Also of major importance to me, and maybe this is most important, is the platform this is being build on. No, its not Java or LAMP or Ruby on Rails—it’s TRUST and RESPECT. I need to be able to trust and respect the insights of someone who has built a scalable application before and that person needs to trust me that I’ve actually been in the classroom with college students, mentored them, and talked to them about their career aspirations. But it goes deeper than that, right? It goes far beyond the 1’s and the 0’s. I had a VC ask me what I would do if Facebook offered me $10 million for this site in a year once its up in 25 schools and growing. As a co-founder, perhaps that nets me $2-3 million after tax—not too shabby for a year’s work. You know what, though? That doesn’t really change my life much. Plus, I honestly don’t consider myself a serial entrepreneur. This is my idea. Will I have another one? Maybe. Maybe not, and if I don’t, $2 million basically gets me a nice apartment in the city. I’m not really about to trade in my big idea for a nicer apartment—that’s not enough for me. What I really want to do is to be able to tour the country talking to college students because I’m the guy who started the service they use day in and day out to pursue their passions. I want to hear about the paths they uncovered and the people they met. I want to get a letter from some successful entrepreneur ten years from now who tells me that they didn’t even know what entrepreneurship was until they logged on to Path101 and started exploring. That’s what value is to me. If I was just in this for as quick money, I would have spent the first two years of my career burning myself out as an investment banker.

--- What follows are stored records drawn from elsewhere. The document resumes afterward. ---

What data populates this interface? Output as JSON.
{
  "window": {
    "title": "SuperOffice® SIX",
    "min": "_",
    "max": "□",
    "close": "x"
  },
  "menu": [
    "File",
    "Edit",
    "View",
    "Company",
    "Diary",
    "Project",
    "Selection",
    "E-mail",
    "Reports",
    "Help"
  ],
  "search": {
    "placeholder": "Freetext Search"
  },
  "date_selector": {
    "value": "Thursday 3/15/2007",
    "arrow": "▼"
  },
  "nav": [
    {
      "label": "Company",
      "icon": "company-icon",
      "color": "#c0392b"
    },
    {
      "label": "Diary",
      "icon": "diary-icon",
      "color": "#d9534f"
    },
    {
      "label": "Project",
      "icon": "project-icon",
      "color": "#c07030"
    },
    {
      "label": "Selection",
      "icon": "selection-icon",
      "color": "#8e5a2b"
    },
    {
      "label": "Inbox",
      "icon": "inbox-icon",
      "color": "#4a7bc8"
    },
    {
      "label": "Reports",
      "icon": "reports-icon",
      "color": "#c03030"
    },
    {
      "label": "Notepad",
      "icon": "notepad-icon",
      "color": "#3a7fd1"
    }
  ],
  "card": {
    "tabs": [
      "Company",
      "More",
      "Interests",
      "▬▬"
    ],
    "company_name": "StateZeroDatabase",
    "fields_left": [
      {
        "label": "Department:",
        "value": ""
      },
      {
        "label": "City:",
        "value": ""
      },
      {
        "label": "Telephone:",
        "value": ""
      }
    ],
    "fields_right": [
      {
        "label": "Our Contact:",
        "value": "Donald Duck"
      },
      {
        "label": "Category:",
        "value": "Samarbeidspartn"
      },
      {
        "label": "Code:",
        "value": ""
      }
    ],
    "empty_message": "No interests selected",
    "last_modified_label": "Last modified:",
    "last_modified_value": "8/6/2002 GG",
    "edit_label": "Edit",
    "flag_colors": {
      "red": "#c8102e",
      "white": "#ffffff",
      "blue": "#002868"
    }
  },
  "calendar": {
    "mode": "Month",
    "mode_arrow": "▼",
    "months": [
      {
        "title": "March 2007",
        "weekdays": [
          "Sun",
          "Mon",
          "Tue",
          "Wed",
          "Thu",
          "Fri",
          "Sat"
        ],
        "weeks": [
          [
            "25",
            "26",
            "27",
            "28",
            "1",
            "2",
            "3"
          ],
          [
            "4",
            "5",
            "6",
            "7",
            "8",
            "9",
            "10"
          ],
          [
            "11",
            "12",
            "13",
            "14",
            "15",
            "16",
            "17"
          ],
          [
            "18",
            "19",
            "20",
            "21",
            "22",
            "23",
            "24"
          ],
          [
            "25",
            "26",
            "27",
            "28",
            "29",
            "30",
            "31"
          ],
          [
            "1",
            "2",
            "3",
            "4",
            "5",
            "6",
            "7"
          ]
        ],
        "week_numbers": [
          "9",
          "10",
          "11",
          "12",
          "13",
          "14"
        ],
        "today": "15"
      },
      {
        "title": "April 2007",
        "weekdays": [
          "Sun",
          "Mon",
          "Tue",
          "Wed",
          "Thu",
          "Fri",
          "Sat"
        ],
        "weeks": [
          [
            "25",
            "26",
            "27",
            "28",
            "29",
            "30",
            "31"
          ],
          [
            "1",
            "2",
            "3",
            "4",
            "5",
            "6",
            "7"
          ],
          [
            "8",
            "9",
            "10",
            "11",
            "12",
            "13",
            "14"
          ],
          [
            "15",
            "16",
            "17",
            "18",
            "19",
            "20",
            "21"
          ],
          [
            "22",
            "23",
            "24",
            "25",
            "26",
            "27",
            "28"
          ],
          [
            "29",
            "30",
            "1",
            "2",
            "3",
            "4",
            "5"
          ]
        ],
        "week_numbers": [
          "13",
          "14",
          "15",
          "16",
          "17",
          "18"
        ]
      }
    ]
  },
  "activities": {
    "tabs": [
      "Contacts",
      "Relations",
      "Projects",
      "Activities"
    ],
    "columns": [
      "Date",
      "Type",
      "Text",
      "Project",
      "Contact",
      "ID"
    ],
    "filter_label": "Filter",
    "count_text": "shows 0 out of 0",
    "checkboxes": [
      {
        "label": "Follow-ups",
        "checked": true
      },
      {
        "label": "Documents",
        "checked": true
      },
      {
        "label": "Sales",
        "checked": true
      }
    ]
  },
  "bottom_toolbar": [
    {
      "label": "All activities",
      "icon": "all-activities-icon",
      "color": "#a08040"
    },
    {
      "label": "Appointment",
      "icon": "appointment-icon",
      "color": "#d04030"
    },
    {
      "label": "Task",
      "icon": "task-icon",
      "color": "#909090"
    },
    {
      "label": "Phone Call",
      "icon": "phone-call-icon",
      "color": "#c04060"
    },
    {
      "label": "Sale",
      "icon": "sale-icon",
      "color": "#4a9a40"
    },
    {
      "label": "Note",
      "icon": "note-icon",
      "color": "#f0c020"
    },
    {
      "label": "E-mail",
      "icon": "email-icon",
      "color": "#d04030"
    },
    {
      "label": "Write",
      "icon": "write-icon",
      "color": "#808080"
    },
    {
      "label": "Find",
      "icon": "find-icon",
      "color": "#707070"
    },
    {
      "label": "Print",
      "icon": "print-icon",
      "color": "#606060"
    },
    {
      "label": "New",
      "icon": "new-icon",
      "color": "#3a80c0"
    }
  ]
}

So, in a since, what I’m building… well… This is going to be BIG. At least I want it to be anyway…and perhaps one day we’ll capture the even larger opportunity of career changers, moms returning to work, people laid off at 50… even goals that aren’t necessarily about career stuff.
Whoever joins will be a signficant equity partner, be able to get his hands dirty in the build and also manage a tech team. I’ll be honest—there’s been some strong angel/VC interest in this (over and above folks you might guess on your own) and so it seems likely the team will be able to be focused and fulltime for six to nine months.
So that’s me and that’s a little bit about what Path101 is looking for. Maybe you’re sitting in a big media company twiddling your thumbs itching to get back in the startup game. Maybe you just had a successful exit or a big blowup and you’re looking for the next thing. Maybe you’re at an early Web 2.0 startup and the writing’s on the wall that it isn’t going to wind up inside Google anytime soon. Let’s talk.